## EXERCISE
Pull every line containing the word "level" out of the material below.
>>>>
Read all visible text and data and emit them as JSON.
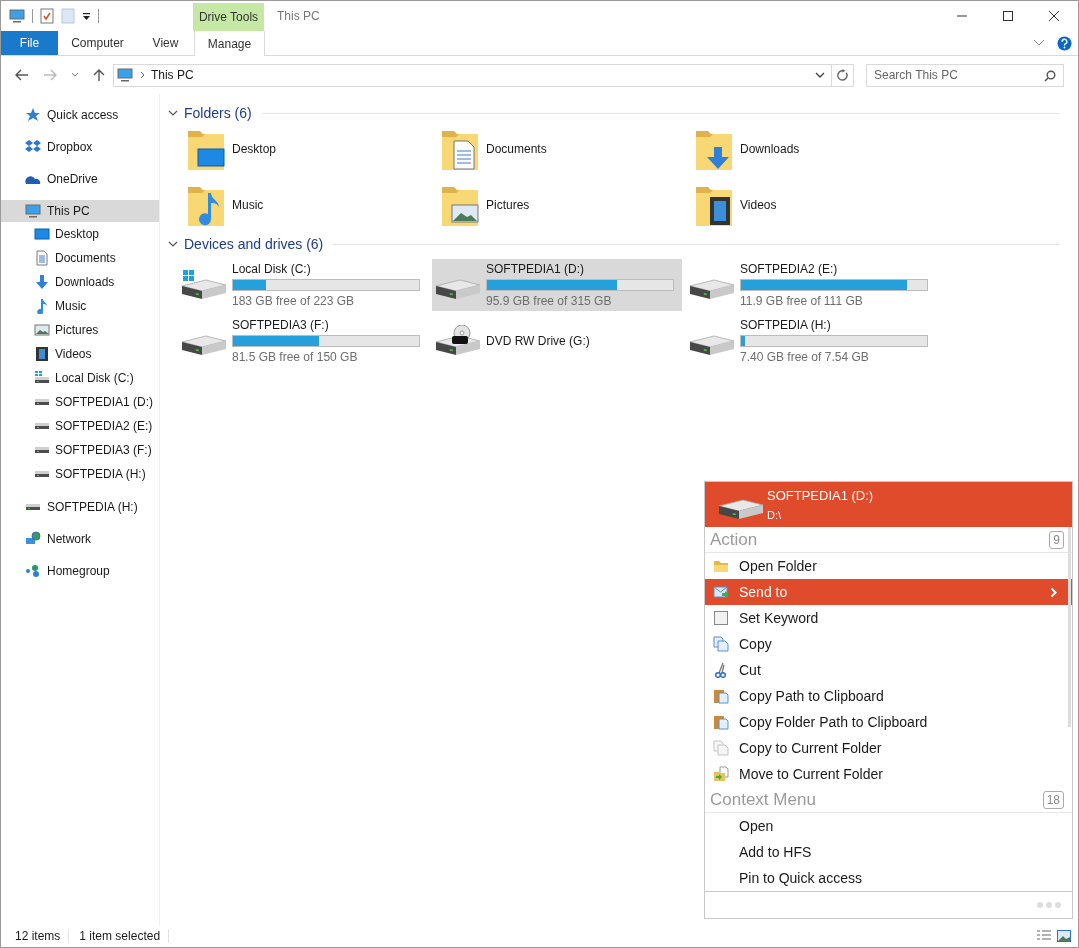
{
  "window": {
    "title": "This PC",
    "contextual_tab": "Drive Tools"
  },
  "ribbon_tabs": [
    {
      "label": "File",
      "kind": "file"
    },
    {
      "label": "Computer",
      "kind": "tab"
    },
    {
      "label": "View",
      "kind": "tab"
    },
    {
      "label": "Manage",
      "kind": "contextual"
    }
  ],
  "address_bar": {
    "path": "This PC"
  },
  "search": {
    "placeholder": "Search This PC"
  },
  "sidebar": {
    "items": [
      {
        "label": "Quick access",
        "kind": "star",
        "selected": false
      },
      {
        "label": "Dropbox",
        "kind": "dropbox",
        "selected": false
      },
      {
        "label": "OneDrive",
        "kind": "cloud",
        "selected": false
      },
      {
        "label": "This PC",
        "kind": "pc",
        "selected": true,
        "children": [
          {
            "label": "Desktop",
            "kind": "desktop",
            "selected": false
          },
          {
            "label": "Documents",
            "kind": "document",
            "selected": false
          },
          {
            "label": "Downloads",
            "kind": "download",
            "selected": false
          },
          {
            "label": "Music",
            "kind": "music",
            "selected": false
          },
          {
            "label": "Pictures",
            "kind": "picture",
            "selected": false
          },
          {
            "label": "Videos",
            "kind": "video",
            "selected": false
          },
          {
            "label": "Local Disk (C:)",
            "kind": "windisk",
            "selected": false
          },
          {
            "label": "SOFTPEDIA1 (D:)",
            "kind": "disk",
            "selected": false
          },
          {
            "label": "SOFTPEDIA2 (E:)",
            "kind": "disk",
            "selected": false
          },
          {
            "label": "SOFTPEDIA3 (F:)",
            "kind": "disk",
            "selected": false
          },
          {
            "label": "SOFTPEDIA (H:)",
            "kind": "disk",
            "selected": false
          }
        ]
      },
      {
        "label": "SOFTPEDIA (H:)",
        "kind": "disk",
        "selected": false
      },
      {
        "label": "Network",
        "kind": "network",
        "selected": false
      },
      {
        "label": "Homegroup",
        "kind": "homegroup",
        "selected": false
      }
    ]
  },
  "folders": {
    "title": "Folders (6)",
    "items": [
      {
        "name": "Desktop",
        "kind": "desktop"
      },
      {
        "name": "Documents",
        "kind": "document"
      },
      {
        "name": "Downloads",
        "kind": "download"
      },
      {
        "name": "Music",
        "kind": "music"
      },
      {
        "name": "Pictures",
        "kind": "picture"
      },
      {
        "name": "Videos",
        "kind": "video"
      }
    ]
  },
  "drives": {
    "title": "Devices and drives (6)",
    "items": [
      {
        "name": "Local Disk (C:)",
        "kind": "windisk",
        "free": "183 GB free of 223 GB",
        "level": 0.18,
        "selected": false
      },
      {
        "name": "SOFTPEDIA1 (D:)",
        "kind": "disk",
        "free": "95.9 GB free of 315 GB",
        "level": 0.7,
        "selected": true
      },
      {
        "name": "SOFTPEDIA2 (E:)",
        "kind": "disk",
        "free": "11.9 GB free of 111 GB",
        "level": 0.89,
        "selected": false
      },
      {
        "name": "SOFTPEDIA3 (F:)",
        "kind": "disk",
        "free": "81.5 GB free of 150 GB",
        "level": 0.46,
        "selected": false
      },
      {
        "name": "DVD RW Drive (G:)",
        "kind": "dvd",
        "selected": false
      },
      {
        "name": "SOFTPEDIA (H:)",
        "kind": "disk",
        "free": "7.40 GB free of 7.54 GB",
        "level": 0.02,
        "selected": false
      }
    ]
  },
  "popup": {
    "title": "SOFTPEDIA1 (D:)",
    "path": "D:\\",
    "sections": [
      {
        "title": "Action",
        "count": "9",
        "items": [
          {
            "label": "Open Folder",
            "kind": "folder",
            "selected": false,
            "submenu": false
          },
          {
            "label": "Send to",
            "kind": "send",
            "selected": true,
            "submenu": true
          },
          {
            "label": "Set Keyword",
            "kind": "key",
            "selected": false,
            "submenu": false
          },
          {
            "label": "Copy",
            "kind": "copy",
            "selected": false,
            "submenu": false
          },
          {
            "label": "Cut",
            "kind": "cut",
            "selected": false,
            "submenu": false
          },
          {
            "label": "Copy Path to Clipboard",
            "kind": "clipboard",
            "selected": false,
            "submenu": false
          },
          {
            "label": "Copy Folder Path to Clipboard",
            "kind": "clipboard",
            "selected": false,
            "submenu": false
          },
          {
            "label": "Copy to Current Folder",
            "kind": "copyfaded",
            "selected": false,
            "submenu": false
          },
          {
            "label": "Move to Current Folder",
            "kind": "move",
            "selected": false,
            "submenu": false
          }
        ]
      },
      {
        "title": "Context Menu",
        "count": "18",
        "items": [
          {
            "label": "Open",
            "kind": "none",
            "selected": false,
            "submenu": false
          },
          {
            "label": "Add to HFS",
            "kind": "none",
            "selected": false,
            "submenu": false
          },
          {
            "label": "Pin to Quick access",
            "kind": "none",
            "selected": false,
            "submenu": false
          }
        ]
      }
    ]
  },
  "status_bar": {
    "count": "12 items",
    "selection": "1 item selected"
  }
}
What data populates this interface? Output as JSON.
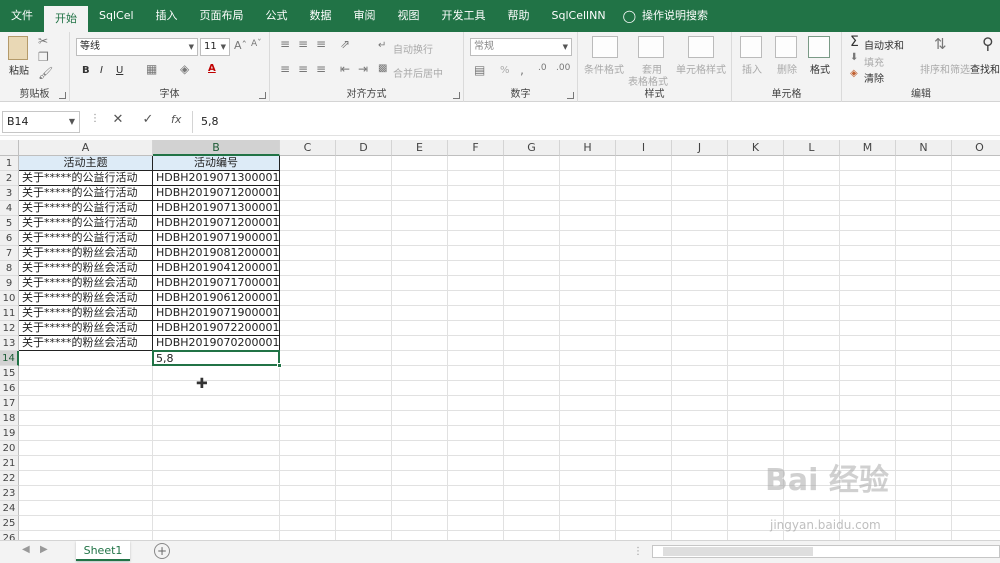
{
  "menu": {
    "tabs": [
      "文件",
      "开始",
      "SqlCel",
      "插入",
      "页面布局",
      "公式",
      "数据",
      "审阅",
      "视图",
      "开发工具",
      "帮助",
      "SqlCellNN"
    ],
    "active": "开始",
    "search_label": "操作说明搜索"
  },
  "ribbon": {
    "clipboard": {
      "paste": "粘贴",
      "label": "剪贴板"
    },
    "font": {
      "name": "等线",
      "size": "11",
      "label": "字体",
      "bold": "B",
      "italic": "I",
      "underline": "U",
      "font_color": "A"
    },
    "alignment": {
      "wrap": "自动换行",
      "merge": "合并后居中",
      "label": "对齐方式"
    },
    "number": {
      "format": "常规",
      "percent": "%",
      "label": "数字"
    },
    "styles": {
      "conditional": "条件格式",
      "table_format_1": "套用",
      "table_format_2": "表格格式",
      "cell_styles": "单元格样式",
      "label": "样式"
    },
    "cells": {
      "insert": "插入",
      "delete": "删除",
      "format": "格式",
      "label": "单元格"
    },
    "editing": {
      "autosum": "自动求和",
      "fill": "填充",
      "clear": "清除",
      "sort": "排序和筛选",
      "find": "查找和",
      "label": "编辑"
    }
  },
  "formula_bar": {
    "name_box": "B14",
    "value": "5,8"
  },
  "sheet": {
    "columns": [
      "A",
      "B",
      "C",
      "D",
      "E",
      "F",
      "G",
      "H",
      "I",
      "J",
      "K",
      "L",
      "M",
      "N",
      "O"
    ],
    "selected_column": "B",
    "selected_row": 14,
    "rows": [
      "1",
      "2",
      "3",
      "4",
      "5",
      "6",
      "7",
      "8",
      "9",
      "10",
      "11",
      "12",
      "13",
      "14",
      "15",
      "16",
      "17",
      "18",
      "19",
      "20",
      "21",
      "22",
      "23",
      "24",
      "25",
      "26"
    ],
    "headers": [
      "活动主题",
      "活动编号"
    ],
    "data": [
      [
        "关于*****的公益行活动",
        "HDBH2019071300001"
      ],
      [
        "关于*****的公益行活动",
        "HDBH2019071200001"
      ],
      [
        "关于*****的公益行活动",
        "HDBH2019071300001"
      ],
      [
        "关于*****的公益行活动",
        "HDBH2019071200001"
      ],
      [
        "关于*****的公益行活动",
        "HDBH2019071900001"
      ],
      [
        "关于*****的粉丝会活动",
        "HDBH2019081200001"
      ],
      [
        "关于*****的粉丝会活动",
        "HDBH2019041200001"
      ],
      [
        "关于*****的粉丝会活动",
        "HDBH2019071700001"
      ],
      [
        "关于*****的粉丝会活动",
        "HDBH2019061200001"
      ],
      [
        "关于*****的粉丝会活动",
        "HDBH2019071900001"
      ],
      [
        "关于*****的粉丝会活动",
        "HDBH2019072200001"
      ],
      [
        "关于*****的粉丝会活动",
        "HDBH2019070200001"
      ]
    ],
    "active_cell_value": "5,8"
  },
  "status": {
    "sheet_tab": "Sheet1"
  },
  "watermark": {
    "main": "Bai 经验",
    "sub": "jingyan.baidu.com"
  }
}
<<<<
## SOLUTION
        "level": 0.18,
        "level": 0.7,
        "level": 0.89,
        "level": 0.46,
        "level": 0.02,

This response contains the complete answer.